Hamas Internal Security ‘has track record of false arrests and excessive force’.
The activities of Hamas security agents have been strongly criticised by Human Rights Watch, which reported that at least 32 people were summarily executed during or just after the 2008-9 war. None of these killings followed a proper trial and all were based on uncorroborated claims of collaboration with the enemy.
The same repression by Hamas Internal Security agents has been documented ever since the bloody four-day clashes during June 2007. In those, Hamas fighters overthrew their rivals Fatah, who were in charge of the security services controlled by Palestinian Authority president Mahmoud Abbas. The Hamas Internal Security used extensive detention and interrogation techniques similar to those employed in the Fatah-controlled West Bank, according to a number of human rights reports.
Walid Abu Delfa was one victim. He and his brother Khalil were detained in Gaza City by Hamas for ‘security reasons’, a fact admitted to the BBC Panorama programme by the Hamas Gaza prime minister Ismail Haniya. Both men were then seriously assaulted by Hamas security personnel.
Walid died while Khalil survived. Despite the risks of further detention or torture Khalil and his family spoke to Panorama about their ordeal.
As he was being beaten, Khalil says he heard the cries of his brother from the next cell. “I could hear my brother’s voice, the same thing was happening to him. He was calling to me over and over. He was asking for help from God. Suddenly his voice stopped,” Khalil recalled.
The behaviour of the Hamas Internal Security agents in arresting dissident Mohamed Abu Muailek and the international film-maker chronicling his story, Paul Martin, follows a long-established and continuing pattern of detentions and executions. “What has kept him alive and at least going through some sort of trial is that he has received international attention, but Hamas is still so far unwilling to admit its mistakes when it comes to locking up Palestinians,” Martin said.
RETURN TO GAZA
Reporter: Jane Corbin
RECORDED FROM TRANSMISSION: BBC ONE
Hello, I’m Jeremy Vine and this is Panorama. A land the world would rather forget where just about the only job left is smuggling guns across the border.
MASKED MAN: This shipment is for someone who has ordered 70 rifles. We’re going to get them for him now.
VINE: And after years of fighting a common enemy, its leaders have now turned on each other.
ANGRY WOMAN: If they can’t agree then we don’t want either of them.
VINE: A thin strip of land on the Mediterranean coast, Gaza could be a holiday destination like Greece or Turkey, and yet it’s anything but. Home to a million and a half Palestinians living under virtual siege conditions, it has no strategic value, no oil, no gas, and these days no industry, and yet a bloody battle has just been fought over it. Nearly 7 weeks after the release of the kidnapped BBC journalist Alan Johnston, Jane Corbin has been back to Gaza to find out how its people are living and what hope there is for the future.

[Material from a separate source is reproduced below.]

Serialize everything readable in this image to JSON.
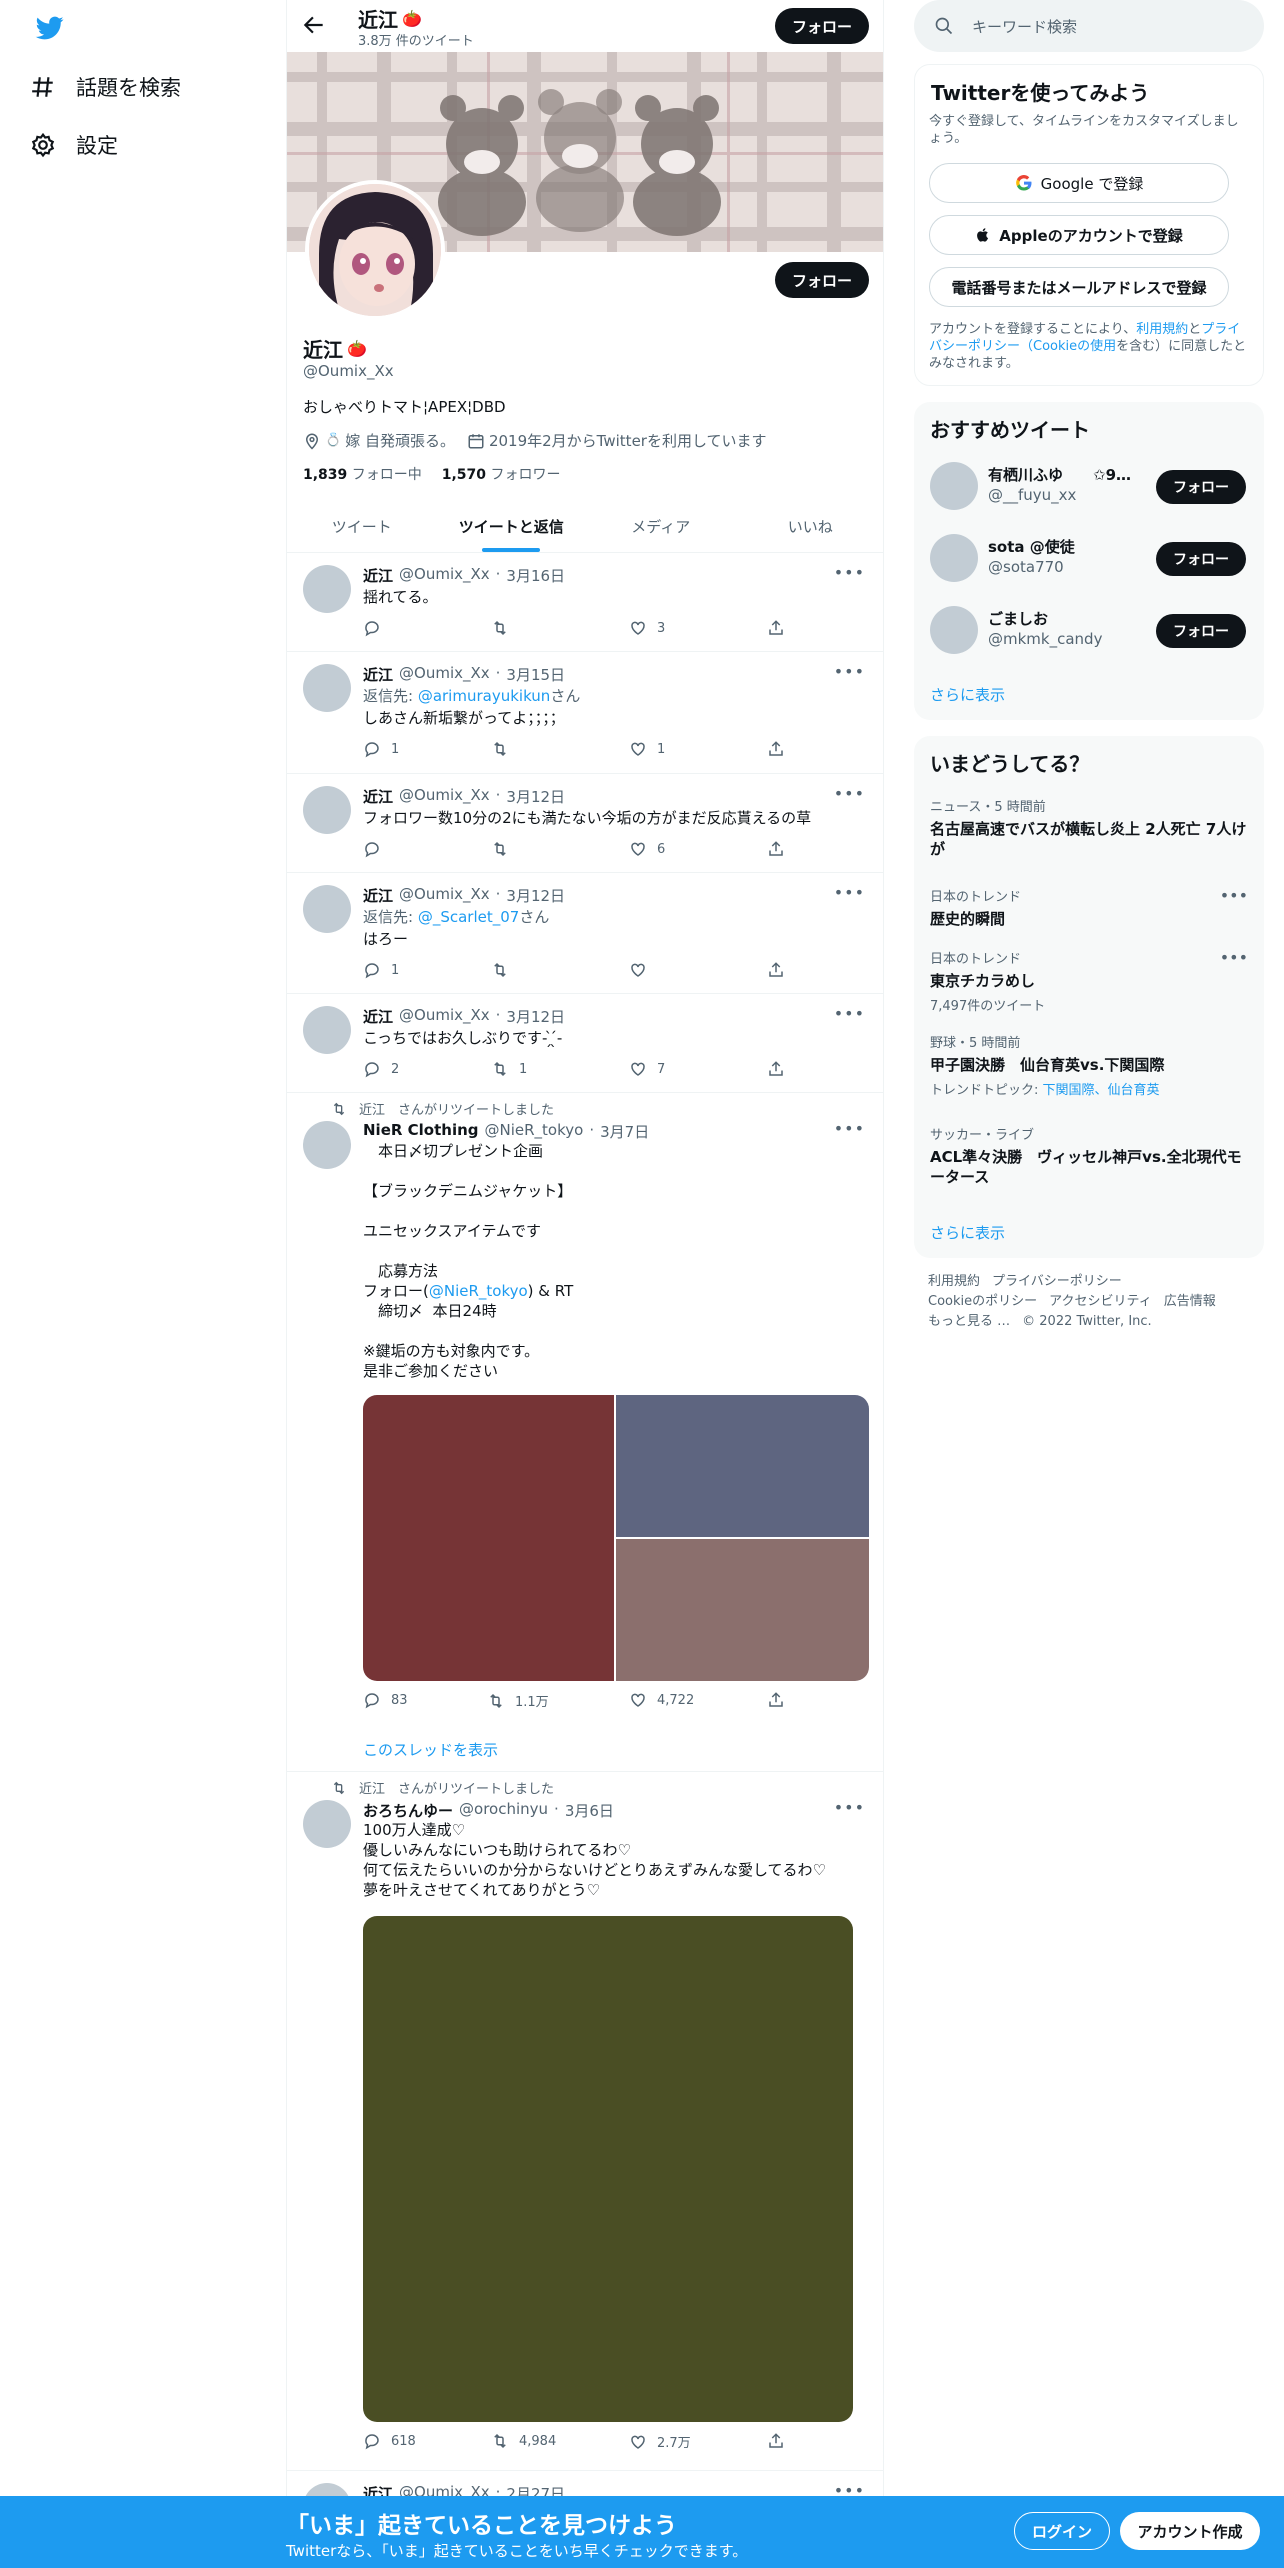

CORBIN: The Abu Delfa family have found out what happens under Hamas rule when you’re accused of being a collaborator.
TAMARA: They killed my father. They killed my father.
CORBIN: Tamara’s father, Walid, a member of a rival faction, was seized at dead of night a month ago by Hamas militiamen. His brother, Khalil survived and talked to us the day after he was released.
KHALIL: Here are the marks. They tied our hands. They tied our arms to a chain hanging from a beam and kept pulling them up like this. They beat us on our hands, on our feet. Four of them attacked me, they beat us, they broke us. At the same time I could hear my brother’s voice, the same thing was happening to him. He was calling to me over and over. He was asking for help from God. Suddenly his voice stopped. I can still hear it now in my mind.
CORBIN: While their father was abducted by Hamas gunmen the Abu Delfa family say the killing may have been a personal vendetta. They don’t know if it was authorised at the top level, but they’re calling on Mr Haniya to investigate.
Since Hamas took over here in Gaza a few weeks ago, there have been human rights abuses. There have the killings of several people. We know of one family, the Abu Delfa family who lost their father. How can you justify this? These are forces, Hamas forces that have carried out these killings.
ISMAIL HANIYA: I want to assure you that the prisoner was not arrested for political reasons but for security reasons. We have established a commission to investigate the incident, learn lessons and ensure it won’t happen again under any circumstances.
CORBIN: There is no evidence of widespread political killing, but disturbing incidents continue. When guests started singing pro-Fatah songs at this wedding, Hamas’ Executive Force arrived. Several people were injured. Since the takeover Fatah-linked TV and radio stations have been closed down.